Facebook’s decision comes after it launched a trial in July to hide “likes” on the company’s other major social media platform, Instagram.
What began as a test on Instagram in Canada was expanded to Australia, Brazil and several other major markets.
The Facebook trial was described as “a limited test in order for us to get some early learnings.”
“While this has been testing on Instagram, Facebook and (Instagram) are different surfaces and we will likely see different data come from this test.”
The news was met with a mix of “skepticism and appreciation” from cyberpsychology researcher Jocelyn Brewer, who welcomed Facebook’s review of the impact of “vanity metrics” on people’s wellbeing.

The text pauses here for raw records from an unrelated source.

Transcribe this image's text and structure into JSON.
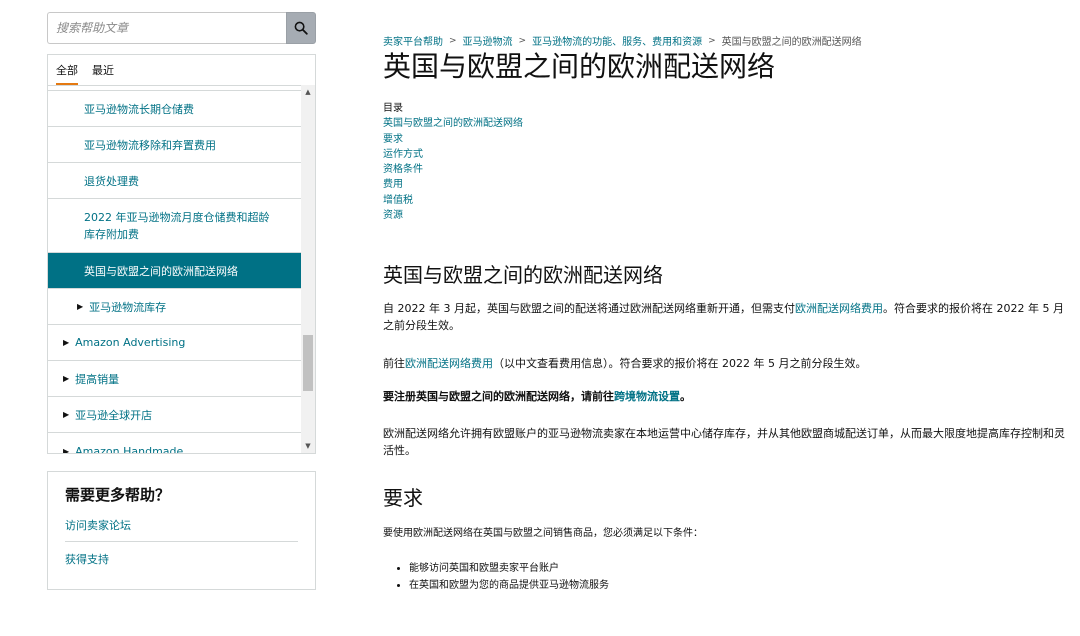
{
  "sidebar": {
    "search_placeholder": "搜索帮助文章",
    "tabs": [
      {
        "label": "全部",
        "active": true
      },
      {
        "label": "最近",
        "active": false
      }
    ],
    "nav_items": [
      {
        "label": "亚马逊物流长期仓储费",
        "level": 2,
        "selected": false
      },
      {
        "label": "亚马逊物流移除和弃置费用",
        "level": 2,
        "selected": false
      },
      {
        "label": "退货处理费",
        "level": 2,
        "selected": false
      },
      {
        "label": "2022 年亚马逊物流月度仓储费和超龄库存附加费",
        "level": 2,
        "selected": false
      },
      {
        "label": "英国与欧盟之间的欧洲配送网络",
        "level": 2,
        "selected": true
      },
      {
        "label": "亚马逊物流库存",
        "level": 2,
        "selected": false,
        "bullet": true
      },
      {
        "label": "Amazon Advertising",
        "level": 1,
        "bullet": true
      },
      {
        "label": "提高销量",
        "level": 1,
        "bullet": true
      },
      {
        "label": "亚马逊全球开店",
        "level": 1,
        "bullet": true
      },
      {
        "label": "Amazon Handmade",
        "level": 1,
        "bullet": true
      }
    ],
    "help": {
      "title": "需要更多帮助？",
      "links": [
        "访问卖家论坛",
        "获得支持"
      ]
    }
  },
  "main": {
    "breadcrumb": [
      "卖家平台帮助",
      "亚马逊物流",
      "亚马逊物流的功能、服务、费用和资源",
      "英国与欧盟之间的欧洲配送网络"
    ],
    "title": "英国与欧盟之间的欧洲配送网络",
    "toc_heading": "目录",
    "toc": [
      "英国与欧盟之间的欧洲配送网络",
      "要求",
      "运作方式",
      "资格条件",
      "费用",
      "增值税",
      "资源"
    ],
    "section1": {
      "heading": "英国与欧盟之间的欧洲配送网络",
      "p1_a": "自 2022 年 3 月起，英国与欧盟之间的配送将通过欧洲配送网络重新开通，但需支付",
      "p1_link": "欧洲配送网络费用",
      "p1_b": "。符合要求的报价将在 2022 年 5 月之前分段生效。",
      "p2_a": "前往",
      "p2_link": "欧洲配送网络费用",
      "p2_b": "（以中文查看费用信息）。符合要求的报价将在 2022 年 5 月之前分段生效。",
      "p3_a": "要注册英国与欧盟之间的欧洲配送网络，请前往",
      "p3_link": "跨境物流设置",
      "p3_b": "。",
      "p4": "欧洲配送网络允许拥有欧盟账户的亚马逊物流卖家在本地运营中心储存库存，并从其他欧盟商城配送订单，从而最大限度地提高库存控制和灵活性。"
    },
    "section2": {
      "heading": "要求",
      "intro": "要使用欧洲配送网络在英国与欧盟之间销售商品，您必须满足以下条件：",
      "bullets": [
        "能够访问英国和欧盟卖家平台账户",
        "在英国和欧盟为您的商品提供亚马逊物流服务"
      ]
    }
  }
}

But users will find other means to express a reaction, she added.
“As with many behaviours, I believe it is likely that people will adapt from liking to commenting and other actions that achieve online recognition and identity signalling,” Brewer told AFP.
The social media giant did not confirm how long the trial would run for.
“We want to understand from people whether removing the total counts improves their experience, while also not limiting any positive interactions,” said Mia Garlick, of Facebook Australia.
Sondland used WhatsApp to communicate with Ukraine — and won’t turn over the messages: report
Ambassador Gordon Sondland used WhatsApp to send encrypted messages to a top Ukranian official, The Washington Post reported Saturday.
The communication occurred with Andriy Yermak, a top aide to President Volodymr Zelensky, when Sondland was in Kyiv, the newspaper reported.
"Sondland was also texting back and forth on WhatsApp with Yermak throughout the trip, and had been communicating with other Ukrainian officials over the messaging app in the preceding and subsequent months, according to people familiar with his interactions," The Post reported.
Jeanine Pirro pushes conspiracy theory 2016 election interference ‘apparently’ started in Ukraine
The United States intelligence community is united in the conclusion that it was Russia that interred in America's 2016 presidential election.
But Fox News personality Jeanine Pirro said that 2016 election interference "apparently" started in Ukraine.
The conspiracy theory underlying the false claim resulted in President Donald Trump seeking foreign election interference from Ukraine, the scandal at the heart of the impeachment inquiry.
Pirro also said Deputy Assistant Secretary of State Geoge Kent is a "bozo."
Video of Pirro's opening was posted on Twitter by President Donald Trump:
WATCH: Pete Buttigieg surges to first place in ‘gold standard’ poll of Iowa caucuses
South Bend Mayor Pete Buttigieg surged in a poll of Iowa released Saturday night.
The poll, by Des Moines Register, CNN and Mediacom, showed major movement in the race.
"Since September, Buttigieg has risen 16 percentage points among Iowa’s likely Democratic caucusgoers, with 25% now saying he is their first choice for president. For the first time in the Register’s Iowa Poll, he bests rivals Joe Biden, Bernie Sanders and Elizabeth Warren, who are now clustered in competition for second place and about 10 percentage points behind the South Bend, Indiana, mayor," the newspaper reported.